While today was nearly summerish here in New England - mid-70's and sunny - yesterday was cloudy, misty, cool, and later in the evening when the temperature crept up from the mid-50's to the 60's, a bit foggy. And I loved it! I love that first brisk fall day, when you walk outside, particularly if it's in the evening, and you get goosebumps. Funny thing about goosebumps - whether you get them from being chilly or being spooked, they leave you with the same feeling. Excited, on edge, a little uncomfortable and maybe a little giddy at the same time. You know, like how some people laugh when they're nervous? I love it.
And today I was just a bit spooked. Last night I was awoken a few times but the hooting of an owl. Owls are cool - I actually saw one perched on a tree branch at twilight once - but this time of year, with the chill in the air, scary movies on television and Halloween approaching, I remembered that owls can be a predictor of death.
So, to protect my family, my friends, my pets, I decided that perhaps a pumpkin sacrifice was in order. Besides, Lissaloo was looking for tips on making her own pumpkin puree...
(Insert scary psycho slasher sound effect here)
"EEEE! EEE! EEEEE!"
First, one must acquire one's victims..I mean, pumpkins! I picked up three sugar pumpkins today. These are the ones best suited for eating, in my opinion, although I have chopped up and roasted carving pumpkins. Just not the huge blue-ribbon, need-a-crane-to-lift pumpkins at the county fair. I just don't have the counter space for those.
Start by cutting them in half. I like to start at the top...
Next you clean out the entrails, I mean...well, yeah, entrails, but there's no blood. Save those precious seeds! We have plans for them later...Mwah-ha-ha-hahah!

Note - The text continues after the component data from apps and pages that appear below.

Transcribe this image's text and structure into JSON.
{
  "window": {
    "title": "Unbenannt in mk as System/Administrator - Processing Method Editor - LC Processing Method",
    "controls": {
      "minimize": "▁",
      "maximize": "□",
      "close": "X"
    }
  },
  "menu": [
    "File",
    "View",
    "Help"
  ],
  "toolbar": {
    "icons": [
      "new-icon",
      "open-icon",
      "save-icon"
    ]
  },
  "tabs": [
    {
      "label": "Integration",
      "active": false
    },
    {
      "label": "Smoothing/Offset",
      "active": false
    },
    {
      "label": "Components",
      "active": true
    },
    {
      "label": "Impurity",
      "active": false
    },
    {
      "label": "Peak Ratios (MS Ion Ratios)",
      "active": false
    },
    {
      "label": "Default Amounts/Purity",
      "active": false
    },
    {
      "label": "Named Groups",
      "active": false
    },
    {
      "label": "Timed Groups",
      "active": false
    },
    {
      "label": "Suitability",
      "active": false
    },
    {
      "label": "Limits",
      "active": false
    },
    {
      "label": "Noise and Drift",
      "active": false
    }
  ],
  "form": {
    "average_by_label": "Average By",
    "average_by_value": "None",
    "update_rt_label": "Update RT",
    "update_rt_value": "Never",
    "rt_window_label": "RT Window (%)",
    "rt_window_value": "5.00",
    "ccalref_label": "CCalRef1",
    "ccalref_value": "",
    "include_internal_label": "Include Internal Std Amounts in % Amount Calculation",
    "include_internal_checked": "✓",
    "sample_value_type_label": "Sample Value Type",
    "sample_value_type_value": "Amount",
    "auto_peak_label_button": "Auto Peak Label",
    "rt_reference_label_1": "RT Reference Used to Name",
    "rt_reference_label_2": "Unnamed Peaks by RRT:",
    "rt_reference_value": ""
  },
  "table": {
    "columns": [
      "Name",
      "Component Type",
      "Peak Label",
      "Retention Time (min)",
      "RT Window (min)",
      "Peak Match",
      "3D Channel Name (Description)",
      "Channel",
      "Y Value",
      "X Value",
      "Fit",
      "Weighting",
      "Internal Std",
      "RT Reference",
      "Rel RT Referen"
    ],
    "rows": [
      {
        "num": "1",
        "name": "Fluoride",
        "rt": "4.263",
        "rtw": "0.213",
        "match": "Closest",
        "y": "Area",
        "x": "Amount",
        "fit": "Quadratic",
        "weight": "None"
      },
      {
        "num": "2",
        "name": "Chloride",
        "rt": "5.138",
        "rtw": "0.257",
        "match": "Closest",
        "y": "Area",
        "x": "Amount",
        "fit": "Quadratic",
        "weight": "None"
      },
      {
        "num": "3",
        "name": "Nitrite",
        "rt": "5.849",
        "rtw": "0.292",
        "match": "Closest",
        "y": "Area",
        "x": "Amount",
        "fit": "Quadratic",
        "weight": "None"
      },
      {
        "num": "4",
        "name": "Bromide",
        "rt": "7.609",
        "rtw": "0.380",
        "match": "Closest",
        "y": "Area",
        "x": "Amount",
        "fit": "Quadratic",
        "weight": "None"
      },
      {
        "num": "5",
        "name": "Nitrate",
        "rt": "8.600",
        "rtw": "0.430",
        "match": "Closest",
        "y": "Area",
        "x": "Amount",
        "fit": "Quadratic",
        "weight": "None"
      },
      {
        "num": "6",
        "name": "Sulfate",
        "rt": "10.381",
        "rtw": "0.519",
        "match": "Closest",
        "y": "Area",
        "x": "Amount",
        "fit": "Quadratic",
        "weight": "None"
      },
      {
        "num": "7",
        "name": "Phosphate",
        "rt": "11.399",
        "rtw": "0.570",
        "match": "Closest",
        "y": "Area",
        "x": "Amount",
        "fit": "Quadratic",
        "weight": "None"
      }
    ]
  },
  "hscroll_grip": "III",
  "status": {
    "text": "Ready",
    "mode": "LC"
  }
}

When you've got them pretty much out, scrape the inside of the pumpkin cavity with a spoon - just to get the real tough stringy bits out. Don't work too hard though, because pumpkin flesh is pretty fibrous and stringy anyway.
Next, cut up the pumpkin into manageable pieces - I like them to cook a little quicker, so I cut them into a bout three or four inch chunks. You could actually just place the pumpkin halves, cut side down, on a baking sheet. But you know how I love my knife...
Place them on a baking sheet, and sprinkle a little water over them - maybe like 1/4 cup for this whole sheet. Some people cover in foil to, in effect, steam the pumpkin. But this works too. You could also just boil the pumpkin, but you'll lose a lot of nutrients and flavor in the water.
I guess. I don't know, I just made that up, but it makes sense, don't it? Besides, roasting gives it such nice flavor.
Remove from the oven and let cool until you can handle the pumpkin, then you'll want to remove the flesh from the skin. And as the saying goes, there's more than one way to skin a pumpkin! Scrape the flesh from the skin with a spoon...
(Blurry picture - use your imagination here!)
Some pieces you may find that you can peel the skin right off with your fingers. You decide what works best for you when you do yours.
And you should end up with this - this was one and a half pumpkins. I kept one half raw to use in a different recipe, and I made the third one watch the carnage. Mwah-ha-ha-haha!
Next, cut any big pieces into smaller chunks and toss into a food processor. Since we roasted, these pieced are a bit dried out, so we need to add some water - just enough to make the pumpkin into puree. I used 1/4 cup per batch, and this yielded three processing batches.
Puree for twenty seconds or so, scraping down the sides and/or adding more water if necessary, until you've reached the desired consistency.
Now, do I think there's anything wrong with the canned stuff?
Not really. I've used it many a time. But I think I do prefer the fresh kind. I just like the flavor better.
This freezes beautifully - in plastic zipper bags or if you have one, a Seal-A-Meal or Foodsaver kind of thing.
But I didn't do that today...I have big plans for my pumpkin puree!